> [TASK REQUIREMENTS]:
The entries should be restated word for word.

##########

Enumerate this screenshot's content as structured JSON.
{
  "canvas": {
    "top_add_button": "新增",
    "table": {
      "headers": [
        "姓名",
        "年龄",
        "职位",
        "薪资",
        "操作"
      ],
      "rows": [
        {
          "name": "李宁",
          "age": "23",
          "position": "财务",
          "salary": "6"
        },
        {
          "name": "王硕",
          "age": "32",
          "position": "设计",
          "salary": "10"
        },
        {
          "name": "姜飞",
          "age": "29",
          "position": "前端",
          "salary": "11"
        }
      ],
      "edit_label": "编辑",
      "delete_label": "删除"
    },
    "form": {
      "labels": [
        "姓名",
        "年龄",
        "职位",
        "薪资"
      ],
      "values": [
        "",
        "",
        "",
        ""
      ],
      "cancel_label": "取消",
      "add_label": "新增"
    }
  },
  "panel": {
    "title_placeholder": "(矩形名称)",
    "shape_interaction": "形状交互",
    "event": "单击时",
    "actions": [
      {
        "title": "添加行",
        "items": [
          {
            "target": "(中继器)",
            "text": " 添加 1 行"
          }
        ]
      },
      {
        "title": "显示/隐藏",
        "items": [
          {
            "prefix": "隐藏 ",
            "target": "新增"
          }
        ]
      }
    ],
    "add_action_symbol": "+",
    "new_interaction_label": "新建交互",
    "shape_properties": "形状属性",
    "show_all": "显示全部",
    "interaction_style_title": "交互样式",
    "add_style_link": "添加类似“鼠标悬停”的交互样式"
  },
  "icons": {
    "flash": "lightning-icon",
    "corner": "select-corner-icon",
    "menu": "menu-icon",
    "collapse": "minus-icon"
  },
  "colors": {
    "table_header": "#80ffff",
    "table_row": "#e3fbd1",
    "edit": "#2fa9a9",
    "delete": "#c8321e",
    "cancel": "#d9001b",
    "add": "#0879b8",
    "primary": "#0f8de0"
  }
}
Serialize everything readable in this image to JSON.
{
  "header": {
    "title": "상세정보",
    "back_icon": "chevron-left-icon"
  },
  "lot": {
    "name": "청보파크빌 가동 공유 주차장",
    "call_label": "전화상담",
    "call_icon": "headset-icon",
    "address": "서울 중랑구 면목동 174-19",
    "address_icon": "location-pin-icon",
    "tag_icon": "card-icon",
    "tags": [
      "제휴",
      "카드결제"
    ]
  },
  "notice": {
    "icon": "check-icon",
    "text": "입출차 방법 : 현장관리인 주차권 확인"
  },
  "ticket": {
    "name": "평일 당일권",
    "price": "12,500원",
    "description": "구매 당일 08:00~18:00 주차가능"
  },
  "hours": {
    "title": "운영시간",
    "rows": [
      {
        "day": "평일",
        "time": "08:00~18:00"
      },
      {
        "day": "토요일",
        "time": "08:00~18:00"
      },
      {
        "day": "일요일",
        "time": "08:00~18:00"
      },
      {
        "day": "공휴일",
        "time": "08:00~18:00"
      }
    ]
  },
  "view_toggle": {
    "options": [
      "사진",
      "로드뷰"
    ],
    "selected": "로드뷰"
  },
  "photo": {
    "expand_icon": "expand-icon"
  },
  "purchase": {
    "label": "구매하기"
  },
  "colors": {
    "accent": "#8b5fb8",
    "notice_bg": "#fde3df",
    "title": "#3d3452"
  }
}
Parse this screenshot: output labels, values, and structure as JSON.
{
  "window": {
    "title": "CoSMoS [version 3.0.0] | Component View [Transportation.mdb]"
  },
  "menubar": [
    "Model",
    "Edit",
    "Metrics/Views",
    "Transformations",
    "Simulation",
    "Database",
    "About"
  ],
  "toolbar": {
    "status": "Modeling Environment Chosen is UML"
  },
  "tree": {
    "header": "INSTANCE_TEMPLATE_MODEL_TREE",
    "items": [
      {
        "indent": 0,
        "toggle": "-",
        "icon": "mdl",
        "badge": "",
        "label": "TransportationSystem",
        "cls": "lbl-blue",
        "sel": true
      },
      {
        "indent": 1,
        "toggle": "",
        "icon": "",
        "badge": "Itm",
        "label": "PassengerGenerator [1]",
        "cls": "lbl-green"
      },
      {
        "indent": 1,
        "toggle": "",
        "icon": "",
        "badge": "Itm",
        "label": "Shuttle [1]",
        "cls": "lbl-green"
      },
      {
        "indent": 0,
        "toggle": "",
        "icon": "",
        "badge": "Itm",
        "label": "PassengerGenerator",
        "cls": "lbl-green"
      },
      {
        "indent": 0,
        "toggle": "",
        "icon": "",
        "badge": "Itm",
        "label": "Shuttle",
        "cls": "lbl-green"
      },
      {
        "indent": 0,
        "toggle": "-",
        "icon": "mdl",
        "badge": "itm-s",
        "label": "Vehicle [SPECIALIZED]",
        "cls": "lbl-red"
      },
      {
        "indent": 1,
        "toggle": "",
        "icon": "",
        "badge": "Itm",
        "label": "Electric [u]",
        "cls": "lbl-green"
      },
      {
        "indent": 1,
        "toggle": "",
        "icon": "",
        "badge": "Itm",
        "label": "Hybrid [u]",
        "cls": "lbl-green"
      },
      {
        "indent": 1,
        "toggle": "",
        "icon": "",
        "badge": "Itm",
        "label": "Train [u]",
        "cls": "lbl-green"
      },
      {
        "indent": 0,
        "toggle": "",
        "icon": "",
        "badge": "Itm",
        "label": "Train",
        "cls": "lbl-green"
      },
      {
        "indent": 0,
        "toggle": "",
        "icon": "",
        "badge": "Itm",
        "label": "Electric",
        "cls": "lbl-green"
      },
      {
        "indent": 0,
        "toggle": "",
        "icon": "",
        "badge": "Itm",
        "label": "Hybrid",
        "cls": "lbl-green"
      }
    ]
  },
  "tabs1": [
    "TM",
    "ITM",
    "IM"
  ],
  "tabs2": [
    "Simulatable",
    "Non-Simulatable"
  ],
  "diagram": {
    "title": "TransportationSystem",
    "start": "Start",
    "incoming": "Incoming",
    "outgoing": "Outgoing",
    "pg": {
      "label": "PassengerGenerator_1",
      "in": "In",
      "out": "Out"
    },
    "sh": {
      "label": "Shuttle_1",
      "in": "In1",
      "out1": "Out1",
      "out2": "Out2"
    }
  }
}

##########

> [ANSWER TO THIS EXERCISE]:
Enumerate this screenshot's content as structured JSON.
{
  "canvas": {
    "top_add_button": "新增",
    "table": {
      "headers": [
        "姓名",
        "年龄",
        "职位",
        "薪资",
        "操作"
      ],
      "rows": [
        {
          "name": "李宁",
          "age": "23",
          "position": "财务",
          "salary": "6"
        },
        {
          "name": "王硕",
          "age": "32",
          "position": "设计",
          "salary": "10"
        },
        {
          "name": "姜飞",
          "age": "29",
          "position": "前端",
          "salary": "11"
        }
      ],
      "edit_label": "编辑",
      "delete_label": "删除"
    },
    "form": {
      "labels": [
        "姓名",
        "年龄",
        "职位",
        "薪资"
      ],
      "values": [
        "",
        "",
        "",
        ""
      ],
      "cancel_label": "取消",
      "add_label": "新增"
    }
  },
  "panel": {
    "title_placeholder": "(矩形名称)",
    "shape_interaction": "形状交互",
    "event": "单击时",
    "actions": [
      {
        "title": "添加行",
        "items": [
          {
            "target": "(中继器)",
            "text": " 添加 1 行"
          }
        ]
      },
      {
        "title": "显示/隐藏",
        "items": [
          {
            "prefix": "隐藏 ",
            "target": "新增"
          }
        ]
      }
    ],
    "add_action_symbol": "+",
    "new_interaction_label": "新建交互",
    "shape_properties": "形状属性",
    "show_all": "显示全部",
    "interaction_style_title": "交互样式",
    "add_style_link": "添加类似“鼠标悬停”的交互样式"
  },
  "icons": {
    "flash": "lightning-icon",
    "corner": "select-corner-icon",
    "menu": "menu-icon",
    "collapse": "minus-icon"
  },
  "colors": {
    "table_header": "#80ffff",
    "table_row": "#e3fbd1",
    "edit": "#2fa9a9",
    "delete": "#c8321e",
    "cancel": "#d9001b",
    "add": "#0879b8",
    "primary": "#0f8de0"
  }
}
Serialize everything readable in this image to JSON.
{
  "header": {
    "title": "상세정보",
    "back_icon": "chevron-left-icon"
  },
  "lot": {
    "name": "청보파크빌 가동 공유 주차장",
    "call_label": "전화상담",
    "call_icon": "headset-icon",
    "address": "서울 중랑구 면목동 174-19",
    "address_icon": "location-pin-icon",
    "tag_icon": "card-icon",
    "tags": [
      "제휴",
      "카드결제"
    ]
  },
  "notice": {
    "icon": "check-icon",
    "text": "입출차 방법 : 현장관리인 주차권 확인"
  },
  "ticket": {
    "name": "평일 당일권",
    "price": "12,500원",
    "description": "구매 당일 08:00~18:00 주차가능"
  },
  "hours": {
    "title": "운영시간",
    "rows": [
      {
        "day": "평일",
        "time": "08:00~18:00"
      },
      {
        "day": "토요일",
        "time": "08:00~18:00"
      },
      {
        "day": "일요일",
        "time": "08:00~18:00"
      },
      {
        "day": "공휴일",
        "time": "08:00~18:00"
      }
    ]
  },
  "view_toggle": {
    "options": [
      "사진",
      "로드뷰"
    ],
    "selected": "로드뷰"
  },
  "photo": {
    "expand_icon": "expand-icon"
  },
  "purchase": {
    "label": "구매하기"
  },
  "colors": {
    "accent": "#8b5fb8",
    "notice_bg": "#fde3df",
    "title": "#3d3452"
  }
}
Parse this screenshot: output labels, values, and structure as JSON.
{
  "window": {
    "title": "CoSMoS [version 3.0.0] | Component View [Transportation.mdb]"
  },
  "menubar": [
    "Model",
    "Edit",
    "Metrics/Views",
    "Transformations",
    "Simulation",
    "Database",
    "About"
  ],
  "toolbar": {
    "status": "Modeling Environment Chosen is UML"
  },
  "tree": {
    "header": "INSTANCE_TEMPLATE_MODEL_TREE",
    "items": [
      {
        "indent": 0,
        "toggle": "-",
        "icon": "mdl",
        "badge": "",
        "label": "TransportationSystem",
        "cls": "lbl-blue",
        "sel": true
      },
      {
        "indent": 1,
        "toggle": "",
        "icon": "",
        "badge": "Itm",
        "label": "PassengerGenerator [1]",
        "cls": "lbl-green"
      },
      {
        "indent": 1,
        "toggle": "",
        "icon": "",
        "badge": "Itm",
        "label": "Shuttle [1]",
        "cls": "lbl-green"
      },
      {
        "indent": 0,
        "toggle": "",
        "icon": "",
        "badge": "Itm",
        "label": "PassengerGenerator",
        "cls": "lbl-green"
      },
      {
        "indent": 0,
        "toggle": "",
        "icon": "",
        "badge": "Itm",
        "label": "Shuttle",
        "cls": "lbl-green"
      },
      {
        "indent": 0,
        "toggle": "-",
        "icon": "mdl",
        "badge": "itm-s",
        "label": "Vehicle [SPECIALIZED]",
        "cls": "lbl-red"
      },
      {
        "indent": 1,
        "toggle": "",
        "icon": "",
        "badge": "Itm",
        "label": "Electric [u]",
        "cls": "lbl-green"
      },
      {
        "indent": 1,
        "toggle": "",
        "icon": "",
        "badge": "Itm",
        "label": "Hybrid [u]",
        "cls": "lbl-green"
      },
      {
        "indent": 1,
        "toggle": "",
        "icon": "",
        "badge": "Itm",
        "label": "Train [u]",
        "cls": "lbl-green"
      },
      {
        "indent": 0,
        "toggle": "",
        "icon": "",
        "badge": "Itm",
        "label": "Train",
        "cls": "lbl-green"
      },
      {
        "indent": 0,
        "toggle": "",
        "icon": "",
        "badge": "Itm",
        "label": "Electric",
        "cls": "lbl-green"
      },
      {
        "indent": 0,
        "toggle": "",
        "icon": "",
        "badge": "Itm",
        "label": "Hybrid",
        "cls": "lbl-green"
      }
    ]
  },
  "tabs1": [
    "TM",
    "ITM",
    "IM"
  ],
  "tabs2": [
    "Simulatable",
    "Non-Simulatable"
  ],
  "diagram": {
    "title": "TransportationSystem",
    "start": "Start",
    "incoming": "Incoming",
    "outgoing": "Outgoing",
    "pg": {
      "label": "PassengerGenerator_1",
      "in": "In",
      "out": "Out"
    },
    "sh": {
      "label": "Shuttle_1",
      "in": "In1",
      "out1": "Out1",
      "out2": "Out2"
    }
  }
}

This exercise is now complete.